When General Motors in 1984 spent $2.5 billion to acquire Electronic Data Systems, which Perot had founded 22 years earlier, the transaction at first looked like a brilliant play by GM to introduce modern computing throughout its operations.
Just months later, Perot – who died today at the age of 89 – was clashing with GM management and chief executive Roger Smith as the newest member of the automaker’s board of directors. Now on the inside of GM, he discovered the company was too slow, bureaucratic and hidebound – and that Smith wasn’t keeping his promise to allow EDS executives introduce computing technology quickly or thoroughly enough into GM operations.
Disillusioned by GM’s slow pace of innovation and decision making, Perot famously quipped “at EDS when we see a snake we kill it. At GM they appoint a committee to study snakes.”
Eventually, Perot exited GM – but not before publicly denouncing Smith and excoriating the automaker’s business practices. The blowup foreshadowed GM’s deteriorating performance and accumulating debt, which culminated in the company’s 2009 bankruptcy.
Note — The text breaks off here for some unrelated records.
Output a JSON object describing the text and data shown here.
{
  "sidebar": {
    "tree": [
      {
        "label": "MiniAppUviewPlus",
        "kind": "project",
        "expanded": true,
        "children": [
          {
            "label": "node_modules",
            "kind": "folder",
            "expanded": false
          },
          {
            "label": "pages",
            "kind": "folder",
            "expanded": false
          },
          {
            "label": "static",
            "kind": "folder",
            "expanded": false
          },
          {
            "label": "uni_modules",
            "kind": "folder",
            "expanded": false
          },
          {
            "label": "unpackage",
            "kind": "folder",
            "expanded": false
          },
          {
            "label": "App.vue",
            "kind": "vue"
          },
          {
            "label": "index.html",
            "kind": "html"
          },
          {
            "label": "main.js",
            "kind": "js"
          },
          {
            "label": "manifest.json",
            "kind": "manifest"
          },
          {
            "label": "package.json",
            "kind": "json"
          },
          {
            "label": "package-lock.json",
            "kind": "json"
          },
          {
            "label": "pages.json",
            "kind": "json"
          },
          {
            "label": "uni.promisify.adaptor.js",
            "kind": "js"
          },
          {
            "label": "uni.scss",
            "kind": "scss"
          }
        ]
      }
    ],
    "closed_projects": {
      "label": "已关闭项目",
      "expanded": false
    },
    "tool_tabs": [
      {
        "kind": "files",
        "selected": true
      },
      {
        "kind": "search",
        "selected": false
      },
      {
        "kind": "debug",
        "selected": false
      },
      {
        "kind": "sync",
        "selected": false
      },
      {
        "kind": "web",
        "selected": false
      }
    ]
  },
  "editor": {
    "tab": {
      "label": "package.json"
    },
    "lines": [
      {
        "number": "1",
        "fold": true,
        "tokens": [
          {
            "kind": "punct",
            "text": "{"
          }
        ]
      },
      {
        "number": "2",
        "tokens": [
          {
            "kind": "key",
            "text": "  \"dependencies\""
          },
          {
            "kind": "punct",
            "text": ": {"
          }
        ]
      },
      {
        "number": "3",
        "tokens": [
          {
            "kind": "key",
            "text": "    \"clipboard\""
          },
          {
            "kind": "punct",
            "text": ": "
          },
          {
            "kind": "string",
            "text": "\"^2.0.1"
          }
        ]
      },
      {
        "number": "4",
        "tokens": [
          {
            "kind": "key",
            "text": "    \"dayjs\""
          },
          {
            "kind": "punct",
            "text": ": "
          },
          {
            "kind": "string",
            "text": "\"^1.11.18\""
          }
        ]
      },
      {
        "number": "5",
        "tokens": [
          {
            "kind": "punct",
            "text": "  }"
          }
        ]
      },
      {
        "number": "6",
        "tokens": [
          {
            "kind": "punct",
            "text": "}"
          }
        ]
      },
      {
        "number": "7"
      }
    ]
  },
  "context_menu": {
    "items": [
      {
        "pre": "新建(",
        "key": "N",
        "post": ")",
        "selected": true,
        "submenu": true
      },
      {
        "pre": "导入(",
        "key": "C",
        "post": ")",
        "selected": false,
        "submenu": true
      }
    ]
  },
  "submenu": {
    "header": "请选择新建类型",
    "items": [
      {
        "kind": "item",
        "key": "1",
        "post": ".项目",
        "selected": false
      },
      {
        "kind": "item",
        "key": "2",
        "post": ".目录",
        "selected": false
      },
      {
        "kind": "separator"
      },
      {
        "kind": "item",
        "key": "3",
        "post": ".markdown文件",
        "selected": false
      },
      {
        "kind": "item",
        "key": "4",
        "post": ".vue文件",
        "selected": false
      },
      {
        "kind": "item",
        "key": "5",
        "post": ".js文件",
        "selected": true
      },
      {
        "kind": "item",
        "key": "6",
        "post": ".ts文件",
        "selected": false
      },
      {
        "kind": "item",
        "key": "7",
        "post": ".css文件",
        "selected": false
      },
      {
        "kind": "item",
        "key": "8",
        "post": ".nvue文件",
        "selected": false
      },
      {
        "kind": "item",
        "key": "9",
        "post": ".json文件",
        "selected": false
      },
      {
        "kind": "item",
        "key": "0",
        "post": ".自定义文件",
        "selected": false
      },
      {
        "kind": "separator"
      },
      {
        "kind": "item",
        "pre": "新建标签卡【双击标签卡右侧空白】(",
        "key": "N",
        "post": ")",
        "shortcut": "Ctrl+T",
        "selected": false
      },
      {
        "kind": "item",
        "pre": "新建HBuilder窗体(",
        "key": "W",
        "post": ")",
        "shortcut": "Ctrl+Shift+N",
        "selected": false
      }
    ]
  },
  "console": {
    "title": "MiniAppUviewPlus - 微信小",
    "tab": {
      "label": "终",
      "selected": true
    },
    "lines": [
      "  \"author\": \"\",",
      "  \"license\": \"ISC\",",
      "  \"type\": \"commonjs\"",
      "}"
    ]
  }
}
Perot had been prophetic: GM turned out to be a lumbering dinosaur that finally couldn’t get out of its own way.
Perot’s advancing age, a desire for privacy and declining health dissuaded me from asking his opinion about the government’s decision to reorganize and refinance GM rather than to allow a possible liquidation. My guess is that he would have approved, because he had great affection for GM, regarding it as an American institution, not another giant car company.
In fact, Perot originally had been ambivalent about selling out to GM – but he was convinced that he and EDS had the potential to energize and modernize its acquirer, which was feeling increasing heat from rising competition from Japan’s car industry and especially from Toyota Motor Corp.
Perot’s spirit, humor, business insights, warmth and generosity will be missed. After his family, he cared most about the people of EDS and a subsequent company he founded, Perot Systems. As a graduate of the U.S. Naval Academy, he had a soft spot for military veterans and hired many of them over the years.
The son of a cotton trader from Texarkana, he was an Eagle Scout who rose from humble origins to the highest levels of American business, wealth, politics and civic life. He was never ostentatious or showy, preferring when I knew him to drive a three-year-old Buick Electra. One evening at a Dallas restaurant, I gave the waiter my drink order and Perot declined, explaining that he had never sipped alcohol.
“Never? Why is that,” I asked.
“When I was young my father asked me not to,” he replied.
Years later I am still inspired by his sense of duty, his loyalty to his father’s memory and his devotion to the principles of scouting, the Naval Academy and business success.
July 9, 2019 at 12:55PM
Forbes – Entrepreneurs